Marketing is tricky. You have to create your brand's voice and talk to your audience, to make a connection and let them talk back. Authenticity is a major value for the consumers of today. It is no longer enough to stuff an advertising message down someone’s throat until they submit. You have to make an emotional connection on a human level.
How does one talk to the masses? The answer is to let the masses talk!
One approach to marketing that is proving increasingly successful, is using real people who have genuine stories to tell. A survey by digital insights company Toluna found that nearly half of the 1,000 people surveyed resonated most with marketing messages from real people, whereas fewer people preferred celebs or actors.
Using real people is perceived as more authentic and credible. Influencer shout-outs and celebrity endorsements are still impactful, but to form a deeper connection people like to see and hear brand messages from peers.
There are plenty of real-world case studies out there that can illustrate the effectiveness of using real people in your advertising campaign. You have to be able to convey a gripping story, one that is relatable to your audience.
For example, there’s perhaps no surer impact that a single person has had on an industry than Chris Moneymaker. The amateur poker player won the televised 2003 World Series of Poker, turning a $40 online buy-in into $2.5 million. Along with other factors, this caused the boom of the poker industry which became known as ‘The Moneymaker Effect’.

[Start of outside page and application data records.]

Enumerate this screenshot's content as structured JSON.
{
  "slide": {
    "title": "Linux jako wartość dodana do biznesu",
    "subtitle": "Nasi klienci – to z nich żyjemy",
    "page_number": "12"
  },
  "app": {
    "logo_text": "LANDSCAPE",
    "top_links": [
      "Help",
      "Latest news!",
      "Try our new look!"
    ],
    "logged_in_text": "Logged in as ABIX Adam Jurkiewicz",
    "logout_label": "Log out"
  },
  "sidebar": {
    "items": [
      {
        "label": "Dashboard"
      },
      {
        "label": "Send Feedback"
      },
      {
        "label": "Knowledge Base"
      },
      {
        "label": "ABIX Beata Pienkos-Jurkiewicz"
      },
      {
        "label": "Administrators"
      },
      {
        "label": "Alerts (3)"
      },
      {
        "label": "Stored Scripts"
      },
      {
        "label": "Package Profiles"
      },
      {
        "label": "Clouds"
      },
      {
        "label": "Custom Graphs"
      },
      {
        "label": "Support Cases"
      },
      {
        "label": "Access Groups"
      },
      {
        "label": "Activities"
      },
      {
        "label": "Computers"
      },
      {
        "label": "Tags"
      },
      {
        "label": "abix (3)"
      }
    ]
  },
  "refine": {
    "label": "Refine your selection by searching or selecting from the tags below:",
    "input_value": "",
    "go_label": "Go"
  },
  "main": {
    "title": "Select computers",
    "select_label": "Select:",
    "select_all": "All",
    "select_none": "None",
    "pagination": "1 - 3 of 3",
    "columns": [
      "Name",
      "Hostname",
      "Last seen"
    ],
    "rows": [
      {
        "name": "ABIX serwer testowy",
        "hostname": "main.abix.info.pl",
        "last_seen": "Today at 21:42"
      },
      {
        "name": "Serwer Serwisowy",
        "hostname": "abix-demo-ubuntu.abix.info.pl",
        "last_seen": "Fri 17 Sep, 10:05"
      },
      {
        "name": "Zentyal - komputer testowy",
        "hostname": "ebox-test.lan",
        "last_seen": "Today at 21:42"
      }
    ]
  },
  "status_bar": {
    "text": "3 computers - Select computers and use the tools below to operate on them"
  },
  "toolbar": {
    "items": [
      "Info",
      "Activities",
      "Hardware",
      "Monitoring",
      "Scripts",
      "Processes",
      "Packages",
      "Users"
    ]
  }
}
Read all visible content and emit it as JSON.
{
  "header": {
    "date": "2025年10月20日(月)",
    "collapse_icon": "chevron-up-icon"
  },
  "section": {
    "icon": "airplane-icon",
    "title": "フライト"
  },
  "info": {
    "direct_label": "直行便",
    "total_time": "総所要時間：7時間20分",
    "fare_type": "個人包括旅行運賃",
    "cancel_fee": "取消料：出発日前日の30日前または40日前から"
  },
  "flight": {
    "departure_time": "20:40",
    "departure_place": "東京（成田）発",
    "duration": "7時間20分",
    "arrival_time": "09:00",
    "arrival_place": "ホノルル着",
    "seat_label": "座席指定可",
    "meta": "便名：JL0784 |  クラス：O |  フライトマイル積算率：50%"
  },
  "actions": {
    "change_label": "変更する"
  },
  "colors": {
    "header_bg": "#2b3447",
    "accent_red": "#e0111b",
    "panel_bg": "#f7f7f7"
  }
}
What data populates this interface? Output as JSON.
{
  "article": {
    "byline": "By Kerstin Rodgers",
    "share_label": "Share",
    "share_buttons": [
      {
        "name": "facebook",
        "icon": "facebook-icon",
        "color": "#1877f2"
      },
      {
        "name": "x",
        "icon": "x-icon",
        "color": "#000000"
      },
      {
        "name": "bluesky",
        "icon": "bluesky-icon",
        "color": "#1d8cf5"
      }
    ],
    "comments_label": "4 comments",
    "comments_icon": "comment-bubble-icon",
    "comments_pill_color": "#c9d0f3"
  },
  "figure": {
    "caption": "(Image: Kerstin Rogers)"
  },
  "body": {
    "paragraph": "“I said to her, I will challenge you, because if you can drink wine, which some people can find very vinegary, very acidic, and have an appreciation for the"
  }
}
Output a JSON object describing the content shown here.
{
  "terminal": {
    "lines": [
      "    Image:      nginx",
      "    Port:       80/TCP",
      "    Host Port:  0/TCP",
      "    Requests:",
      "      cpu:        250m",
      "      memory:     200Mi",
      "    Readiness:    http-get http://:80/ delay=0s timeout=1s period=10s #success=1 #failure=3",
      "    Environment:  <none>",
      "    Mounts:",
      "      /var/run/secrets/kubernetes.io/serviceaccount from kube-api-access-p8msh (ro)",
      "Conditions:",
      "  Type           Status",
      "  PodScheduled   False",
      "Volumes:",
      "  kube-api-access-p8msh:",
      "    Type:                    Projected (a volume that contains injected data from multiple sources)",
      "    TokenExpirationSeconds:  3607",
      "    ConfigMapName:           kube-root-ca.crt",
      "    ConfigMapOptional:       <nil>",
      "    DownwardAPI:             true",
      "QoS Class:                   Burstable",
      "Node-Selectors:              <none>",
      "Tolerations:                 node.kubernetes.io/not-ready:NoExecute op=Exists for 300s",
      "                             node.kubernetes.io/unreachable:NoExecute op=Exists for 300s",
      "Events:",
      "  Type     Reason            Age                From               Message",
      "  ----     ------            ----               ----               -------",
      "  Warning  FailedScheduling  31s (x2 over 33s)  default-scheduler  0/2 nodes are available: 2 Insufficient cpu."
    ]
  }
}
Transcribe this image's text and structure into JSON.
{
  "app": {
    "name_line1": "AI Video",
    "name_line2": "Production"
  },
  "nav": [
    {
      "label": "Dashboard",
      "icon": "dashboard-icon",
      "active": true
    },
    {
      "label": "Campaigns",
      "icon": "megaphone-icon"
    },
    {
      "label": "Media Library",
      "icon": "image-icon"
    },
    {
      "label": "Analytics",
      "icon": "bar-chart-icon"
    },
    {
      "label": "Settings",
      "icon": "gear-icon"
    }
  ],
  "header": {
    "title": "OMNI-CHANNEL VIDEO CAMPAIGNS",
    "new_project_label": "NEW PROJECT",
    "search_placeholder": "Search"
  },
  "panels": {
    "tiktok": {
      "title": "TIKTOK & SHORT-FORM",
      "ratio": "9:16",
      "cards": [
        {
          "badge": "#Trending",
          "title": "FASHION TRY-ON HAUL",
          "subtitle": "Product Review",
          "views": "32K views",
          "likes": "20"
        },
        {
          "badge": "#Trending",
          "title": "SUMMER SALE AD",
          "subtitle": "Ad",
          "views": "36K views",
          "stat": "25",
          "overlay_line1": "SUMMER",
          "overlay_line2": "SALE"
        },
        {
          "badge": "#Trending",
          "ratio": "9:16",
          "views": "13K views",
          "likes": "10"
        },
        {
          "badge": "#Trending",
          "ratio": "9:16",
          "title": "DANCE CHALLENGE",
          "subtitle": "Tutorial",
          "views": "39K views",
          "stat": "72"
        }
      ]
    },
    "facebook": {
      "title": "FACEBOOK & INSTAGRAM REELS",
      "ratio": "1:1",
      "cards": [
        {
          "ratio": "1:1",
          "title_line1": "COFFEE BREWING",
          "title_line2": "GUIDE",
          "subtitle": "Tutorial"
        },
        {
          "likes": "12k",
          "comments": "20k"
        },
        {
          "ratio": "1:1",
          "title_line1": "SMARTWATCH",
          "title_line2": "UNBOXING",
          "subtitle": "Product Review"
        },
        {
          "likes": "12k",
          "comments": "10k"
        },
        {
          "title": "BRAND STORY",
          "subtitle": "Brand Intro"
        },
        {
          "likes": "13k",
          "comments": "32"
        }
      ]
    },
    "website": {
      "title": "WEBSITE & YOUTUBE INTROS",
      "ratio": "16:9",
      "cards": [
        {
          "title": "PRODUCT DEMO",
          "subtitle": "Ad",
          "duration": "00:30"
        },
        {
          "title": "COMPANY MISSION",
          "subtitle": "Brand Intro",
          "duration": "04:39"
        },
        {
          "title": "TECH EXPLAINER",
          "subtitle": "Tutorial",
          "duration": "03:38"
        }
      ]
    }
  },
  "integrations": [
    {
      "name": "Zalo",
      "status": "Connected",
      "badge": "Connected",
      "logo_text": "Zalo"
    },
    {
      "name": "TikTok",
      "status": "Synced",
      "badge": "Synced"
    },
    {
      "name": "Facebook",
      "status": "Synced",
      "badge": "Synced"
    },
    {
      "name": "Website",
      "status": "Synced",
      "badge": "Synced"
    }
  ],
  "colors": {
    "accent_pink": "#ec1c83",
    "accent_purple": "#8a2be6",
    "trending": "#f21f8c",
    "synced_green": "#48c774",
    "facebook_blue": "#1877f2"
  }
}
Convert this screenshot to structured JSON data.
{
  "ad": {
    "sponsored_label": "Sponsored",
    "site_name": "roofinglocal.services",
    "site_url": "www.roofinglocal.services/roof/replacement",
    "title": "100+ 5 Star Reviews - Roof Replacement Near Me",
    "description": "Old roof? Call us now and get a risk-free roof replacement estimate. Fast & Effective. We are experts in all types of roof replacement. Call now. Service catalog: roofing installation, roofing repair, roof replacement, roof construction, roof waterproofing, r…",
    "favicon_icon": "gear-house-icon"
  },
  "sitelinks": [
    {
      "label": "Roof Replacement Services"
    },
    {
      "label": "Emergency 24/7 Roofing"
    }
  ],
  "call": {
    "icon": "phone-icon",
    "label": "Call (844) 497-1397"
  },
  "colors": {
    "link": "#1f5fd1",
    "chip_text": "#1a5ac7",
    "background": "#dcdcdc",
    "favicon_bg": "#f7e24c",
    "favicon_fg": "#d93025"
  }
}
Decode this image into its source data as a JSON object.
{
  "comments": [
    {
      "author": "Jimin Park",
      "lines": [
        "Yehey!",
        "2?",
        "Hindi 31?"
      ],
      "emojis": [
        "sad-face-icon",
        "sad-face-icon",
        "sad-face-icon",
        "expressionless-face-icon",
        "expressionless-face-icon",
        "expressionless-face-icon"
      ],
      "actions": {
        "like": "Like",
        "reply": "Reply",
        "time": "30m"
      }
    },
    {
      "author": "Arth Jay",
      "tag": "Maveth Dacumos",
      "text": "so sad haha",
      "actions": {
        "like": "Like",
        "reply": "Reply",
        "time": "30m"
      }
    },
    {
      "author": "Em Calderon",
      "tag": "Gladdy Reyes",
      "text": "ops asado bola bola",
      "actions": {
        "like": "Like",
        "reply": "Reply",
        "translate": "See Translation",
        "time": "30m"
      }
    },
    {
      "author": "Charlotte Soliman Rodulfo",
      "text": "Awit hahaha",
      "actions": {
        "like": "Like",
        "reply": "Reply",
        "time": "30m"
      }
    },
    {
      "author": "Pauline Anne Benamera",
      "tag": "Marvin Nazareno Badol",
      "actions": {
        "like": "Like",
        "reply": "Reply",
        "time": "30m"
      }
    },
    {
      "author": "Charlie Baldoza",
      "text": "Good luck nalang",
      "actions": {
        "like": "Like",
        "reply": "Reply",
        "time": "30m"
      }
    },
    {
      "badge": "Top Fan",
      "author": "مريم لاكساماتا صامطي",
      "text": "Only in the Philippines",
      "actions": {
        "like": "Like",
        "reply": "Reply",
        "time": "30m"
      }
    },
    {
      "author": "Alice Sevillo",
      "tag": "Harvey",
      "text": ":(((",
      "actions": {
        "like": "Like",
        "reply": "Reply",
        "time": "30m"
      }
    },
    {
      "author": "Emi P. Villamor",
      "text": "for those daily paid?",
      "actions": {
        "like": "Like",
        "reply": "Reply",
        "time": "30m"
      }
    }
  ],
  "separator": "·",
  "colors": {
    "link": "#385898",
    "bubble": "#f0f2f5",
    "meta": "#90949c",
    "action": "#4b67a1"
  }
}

But it's not always going to happen so smoothly. Often brands have to push their real people campaigns to make them work. GoPro gives us an excellent example. They take a user-generated content approach, encouraging owners of their products to post videos of whatever they love doing with their GoPro. In turn, this establishes emotional connections with fans from all over the world.
User-generated GoPro footage turned into a really effective marketing video.
There have been a number of successful TV advertising campaigns using real people. McCain had the ‘We Are Family’ campaign, with real people cooking chips. Iceland Company ditched Peter Andre, and have since run several campaigns, including the ‘Power Of Frozen’ with real people using frozen food. They also have their ‘Channel Mum’ social media campaign to establish a connection with their audience.
Nationwide have run their ‘Voices’ campaign in which real people recite poetry or talk about emotional issues and brand values. This sets them apart from other building societies and promotes their core value of community engagement. Chief marketing officer Sara Bennison also points out that the production is quicker and more organic.
There’s really lots of creative ways that advertisers have used real people, and you can draw inspiration from them to come up with your own digital marketing strategies.
So, how do you use real people effectively in your marketing campaign? How can you really drive home that emotional connection and brand message, while still being authentic?
First of all, you have to find meaningful stories that will matter to your audience. Don’t use real people for the sake of it. Consider how to convey the right tone and information, and how to promote your brand by letting real people speak.
It may seem obvious, but it’s really important that you let the individuals tell their story. Otherwise, you might as well use actors! You can have input when it comes to setting the themes, editing and selecting the right people and footage, but when it comes down to it, the overall advert should be driven by the person and their words or actions.
To make the most of this authentic type of marketing, utilize social media and user-submitted content. Encourage your audience to take photos or videos of themselves using your products, or simply giving feedback. Keep it creative and interesting, yet authentic and emotional, and you are on to a winner.